Internal Revenue Code Section 1031 provides that no gain or loss will be recognized on the exchange of any type of business use or investment property for any other business use or investment property. 1031 Exchanges are not really exchanges in the context of two-party barter. Instead, they are typical sales and purchases that involve the same exact ingredients as any other sale or purchase, without the capital gains. The only real difference is the investor is increasing his selling and buying power by electing to avoid the drain of taxes under Section 1031 regulations. No other aspects of the transaction are affected.
Anyone who is thinking about selling a business use or investment property should consider effecting a 1031 Exchange. An Exchange offers the astute investor an opportunity to reinvest the federal capital gains that would normally be handed over to the IRS and put that money to work for himself. You work too hard to simply pay the tax without carefully considering this reinvestment option. Essentially, 1031 Exchanges should be thought of as an interest free loan from the IRS; one in which the principal may be increased through subsequent exchanges and may never require repayment, if you plan properly.
Many still believe that you must “swap” properties. Although this was required in the original code, this is rarely done in present times. 1031 Exchanges now enable one to sell their property to someone totally unrelated to the person from whom they are purchasing their replacement
Many believe only investors of large commercial properties can utilize the benefits of Section 1031. The great thing about 1031 Exchanges is that it applies to all investment properties, large and small. It will work the same way for a corporation selling a large shopping center as it would for an individual selling a single family home used as a rental property in a vacation area.
Many believe you must acquire a property of “similar use or service.” While 1031 exchanges are also known as “like-kind” exchanges, like-kind simply applies to real property held for business use or investment. Therefore, an investor may sell raw land and acquire a five-unit apartment building or sell a warehouse and acquire raw land. He can sell one property and acquire three or sell four and acquire one. Virtually any type of real property used for business use or investment will qualify.

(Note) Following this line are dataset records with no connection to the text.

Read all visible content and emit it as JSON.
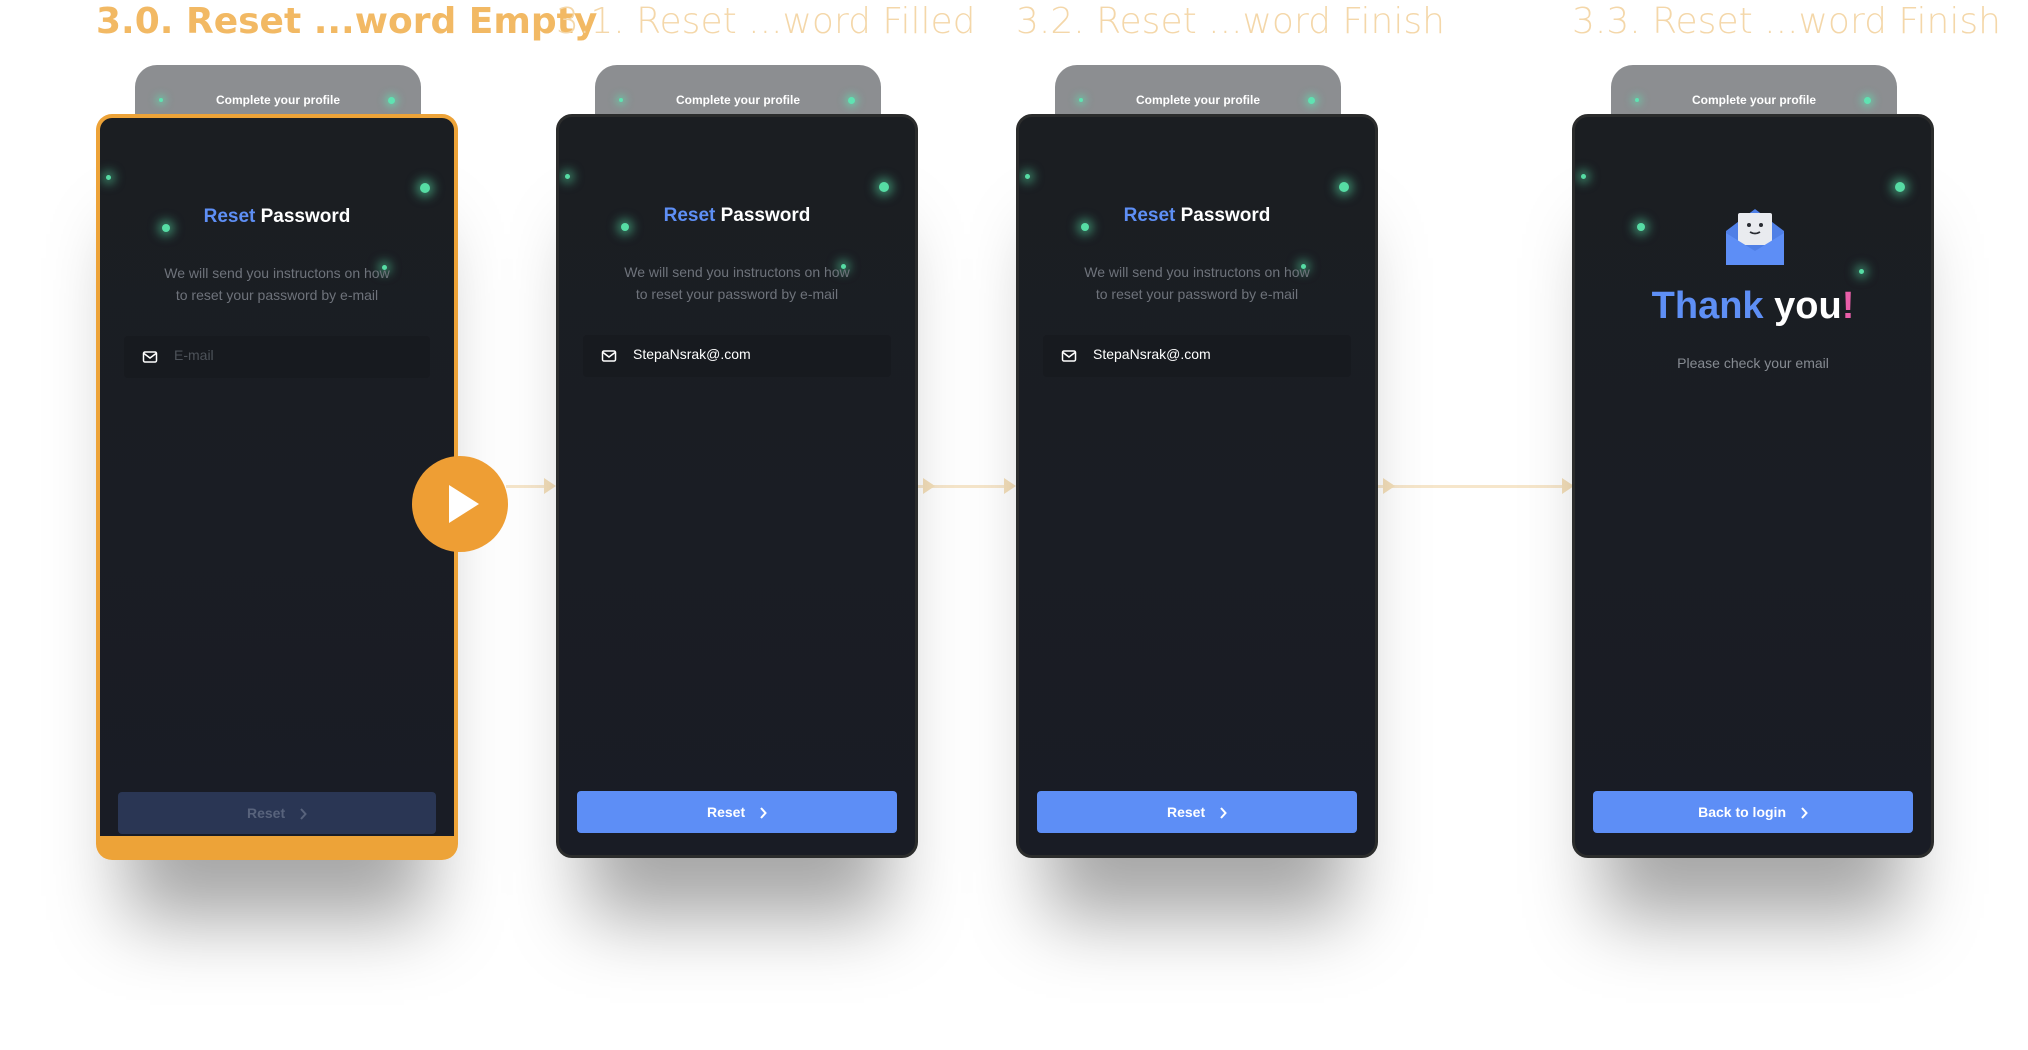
{
  "frames": [
    {
      "title": "3.0. Reset ...word Empty",
      "selected": true
    },
    {
      "title": "3.1. Reset ...word Filled",
      "selected": false
    },
    {
      "title": "3.2. Reset ...word Finish",
      "selected": false
    },
    {
      "title": "3.3. Reset ...word Finish",
      "selected": false
    }
  ],
  "tab": {
    "label": "Complete your profile"
  },
  "reset": {
    "title_accent": "Reset",
    "title_rest": "Password",
    "description_line1": "We will send you instructons on how",
    "description_line2": "to reset your password by e-mail",
    "email_placeholder": "E-mail",
    "email_value": "StepaNsrak@.com",
    "button_label": "Reset"
  },
  "thanks": {
    "title_accent": "Thank",
    "title_rest": "you",
    "title_mark": "!",
    "message": "Please check your email",
    "button_label": "Back to login"
  },
  "colors": {
    "accent_blue": "#5d8ef6",
    "selection_orange": "#eda338",
    "glow_green": "#56dca4",
    "frame_title_inactive": "#f4d7a9"
  },
  "icons": {
    "mail": "mail-icon",
    "chevron": "chevron-right-icon",
    "play": "play-icon",
    "envelope": "envelope-illustration"
  }
}
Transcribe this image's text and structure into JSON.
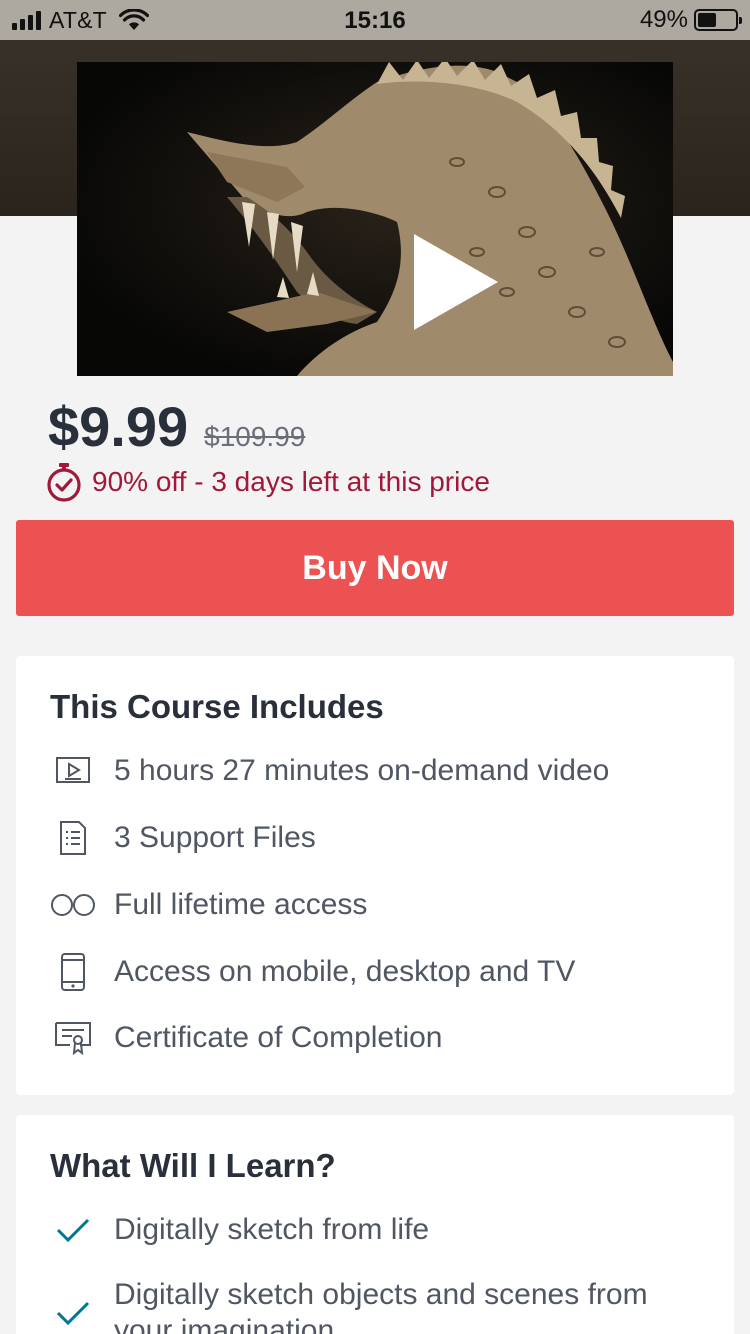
{
  "status_bar": {
    "carrier": "AT&T",
    "time": "15:16",
    "battery": "49%"
  },
  "video": {
    "thumbnail": "dragon-sketch",
    "play_icon": "play-icon"
  },
  "pricing": {
    "price": "$9.99",
    "original_price": "$109.99",
    "discount_text": "90% off - 3 days left at this price",
    "discount_color": "#a1183a"
  },
  "buy_button": {
    "label": "Buy Now",
    "color": "#ec5252"
  },
  "includes": {
    "title": "This Course Includes",
    "items": [
      {
        "icon": "video-icon",
        "text": "5 hours 27 minutes on-demand video"
      },
      {
        "icon": "file-icon",
        "text": "3 Support Files"
      },
      {
        "icon": "infinity-icon",
        "text": "Full lifetime access"
      },
      {
        "icon": "mobile-icon",
        "text": "Access on mobile, desktop and TV"
      },
      {
        "icon": "certificate-icon",
        "text": "Certificate of Completion"
      }
    ]
  },
  "learn": {
    "title": "What Will I Learn?",
    "items": [
      {
        "icon": "check-icon",
        "text": "Digitally sketch from life"
      },
      {
        "icon": "check-icon",
        "text": "Digitally sketch objects and scenes from your imagination"
      }
    ],
    "check_color": "#007791"
  }
}
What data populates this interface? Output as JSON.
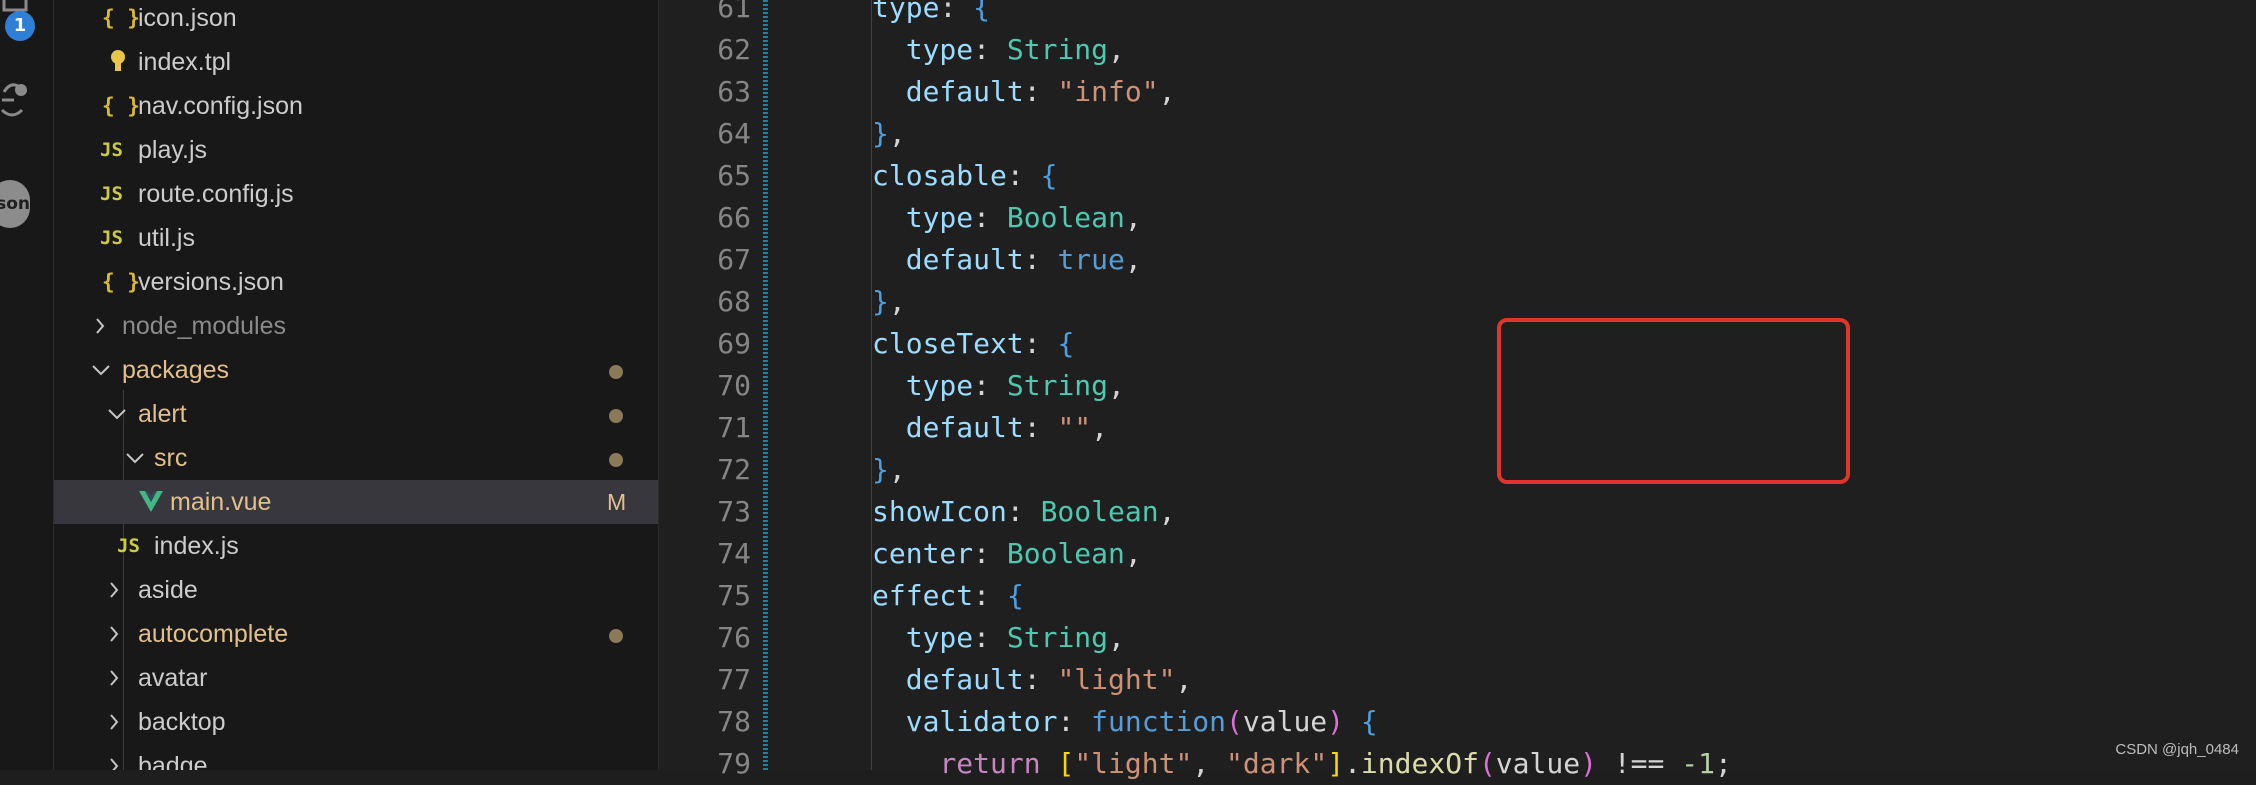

Many believe 1031 exchanges are very complicated and not worth doing. The fact is that when working with a qualified intermediary who specializes in Section 1031 tax deferred exchanges, the exchange process is very simple. The intermediary will keep you aware of your time deadlines and ensure you do everything in strict compliance with IRS regulations.